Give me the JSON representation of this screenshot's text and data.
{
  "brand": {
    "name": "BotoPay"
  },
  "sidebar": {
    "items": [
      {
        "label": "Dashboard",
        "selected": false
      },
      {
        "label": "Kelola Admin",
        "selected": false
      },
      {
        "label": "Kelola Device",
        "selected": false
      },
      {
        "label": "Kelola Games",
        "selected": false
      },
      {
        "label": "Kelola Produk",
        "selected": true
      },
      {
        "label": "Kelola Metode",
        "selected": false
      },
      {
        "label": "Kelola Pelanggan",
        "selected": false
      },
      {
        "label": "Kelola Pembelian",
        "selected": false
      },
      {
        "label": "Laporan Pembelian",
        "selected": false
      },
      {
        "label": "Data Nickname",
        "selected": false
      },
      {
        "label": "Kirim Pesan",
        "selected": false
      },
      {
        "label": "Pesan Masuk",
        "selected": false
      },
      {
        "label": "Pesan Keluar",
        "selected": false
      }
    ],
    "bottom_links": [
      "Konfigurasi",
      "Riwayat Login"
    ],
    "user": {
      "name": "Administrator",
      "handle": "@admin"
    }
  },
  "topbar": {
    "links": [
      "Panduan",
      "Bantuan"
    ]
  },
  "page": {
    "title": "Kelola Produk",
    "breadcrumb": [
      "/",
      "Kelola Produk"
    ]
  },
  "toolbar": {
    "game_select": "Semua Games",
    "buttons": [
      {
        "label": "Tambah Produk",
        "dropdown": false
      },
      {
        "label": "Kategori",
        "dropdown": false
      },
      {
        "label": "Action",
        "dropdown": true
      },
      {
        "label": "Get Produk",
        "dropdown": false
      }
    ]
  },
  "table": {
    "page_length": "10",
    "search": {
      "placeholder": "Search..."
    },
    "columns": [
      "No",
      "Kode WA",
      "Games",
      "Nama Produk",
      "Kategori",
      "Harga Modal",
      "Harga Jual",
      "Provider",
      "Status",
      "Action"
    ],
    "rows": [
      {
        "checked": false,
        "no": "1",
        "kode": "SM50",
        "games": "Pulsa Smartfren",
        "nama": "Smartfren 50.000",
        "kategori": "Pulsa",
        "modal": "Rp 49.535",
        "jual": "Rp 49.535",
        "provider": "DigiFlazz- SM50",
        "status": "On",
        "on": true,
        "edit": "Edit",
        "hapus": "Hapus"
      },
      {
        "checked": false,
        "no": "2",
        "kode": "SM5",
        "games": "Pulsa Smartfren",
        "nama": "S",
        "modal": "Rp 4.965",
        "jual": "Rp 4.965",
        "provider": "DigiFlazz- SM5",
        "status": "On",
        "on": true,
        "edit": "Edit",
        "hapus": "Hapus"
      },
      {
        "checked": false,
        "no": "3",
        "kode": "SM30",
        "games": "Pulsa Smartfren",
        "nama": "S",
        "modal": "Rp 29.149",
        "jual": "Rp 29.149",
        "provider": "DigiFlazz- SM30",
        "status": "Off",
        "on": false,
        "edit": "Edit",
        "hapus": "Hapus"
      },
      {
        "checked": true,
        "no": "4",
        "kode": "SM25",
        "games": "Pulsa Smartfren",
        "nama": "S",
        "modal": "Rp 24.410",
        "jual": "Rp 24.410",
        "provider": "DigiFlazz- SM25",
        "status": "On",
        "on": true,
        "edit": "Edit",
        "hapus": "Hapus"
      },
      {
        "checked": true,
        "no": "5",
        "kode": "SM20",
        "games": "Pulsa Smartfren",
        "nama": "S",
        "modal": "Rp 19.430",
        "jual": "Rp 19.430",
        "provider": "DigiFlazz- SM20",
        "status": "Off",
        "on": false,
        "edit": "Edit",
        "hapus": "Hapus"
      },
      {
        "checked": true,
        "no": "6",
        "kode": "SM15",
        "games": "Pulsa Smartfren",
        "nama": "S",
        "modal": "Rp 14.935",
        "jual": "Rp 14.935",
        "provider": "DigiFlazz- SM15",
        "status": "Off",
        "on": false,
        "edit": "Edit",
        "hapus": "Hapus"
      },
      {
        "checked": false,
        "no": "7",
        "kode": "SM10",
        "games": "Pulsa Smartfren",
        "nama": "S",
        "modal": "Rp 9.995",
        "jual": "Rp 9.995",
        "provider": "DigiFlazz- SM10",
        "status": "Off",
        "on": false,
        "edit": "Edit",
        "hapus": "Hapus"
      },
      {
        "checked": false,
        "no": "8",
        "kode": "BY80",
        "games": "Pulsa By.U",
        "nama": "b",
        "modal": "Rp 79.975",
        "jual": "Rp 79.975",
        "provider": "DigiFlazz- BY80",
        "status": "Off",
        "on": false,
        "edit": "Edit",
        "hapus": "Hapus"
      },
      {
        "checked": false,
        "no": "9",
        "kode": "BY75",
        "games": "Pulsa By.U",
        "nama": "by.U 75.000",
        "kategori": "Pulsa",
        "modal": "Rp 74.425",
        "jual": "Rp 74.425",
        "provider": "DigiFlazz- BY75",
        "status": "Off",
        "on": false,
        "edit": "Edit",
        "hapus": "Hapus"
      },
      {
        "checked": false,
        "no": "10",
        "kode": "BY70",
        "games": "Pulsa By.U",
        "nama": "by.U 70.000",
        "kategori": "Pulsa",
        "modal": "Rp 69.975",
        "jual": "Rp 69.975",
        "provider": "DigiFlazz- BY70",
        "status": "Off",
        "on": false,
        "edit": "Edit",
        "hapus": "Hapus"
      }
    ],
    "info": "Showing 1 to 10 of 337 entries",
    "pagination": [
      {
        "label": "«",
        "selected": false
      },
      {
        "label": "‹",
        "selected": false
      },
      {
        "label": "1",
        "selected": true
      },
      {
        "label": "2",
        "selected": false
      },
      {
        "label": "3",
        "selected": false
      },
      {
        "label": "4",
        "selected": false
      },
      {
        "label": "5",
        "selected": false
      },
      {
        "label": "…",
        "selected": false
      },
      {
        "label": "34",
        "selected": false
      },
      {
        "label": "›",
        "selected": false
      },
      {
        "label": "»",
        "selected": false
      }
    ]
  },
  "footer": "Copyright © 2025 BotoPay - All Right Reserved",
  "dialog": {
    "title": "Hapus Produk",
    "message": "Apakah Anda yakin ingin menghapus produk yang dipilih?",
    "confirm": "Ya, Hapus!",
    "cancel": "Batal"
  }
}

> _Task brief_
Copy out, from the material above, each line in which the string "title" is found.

> _Result of this task_
    "title": "Kelola Produk",
    "title": "Hapus Produk",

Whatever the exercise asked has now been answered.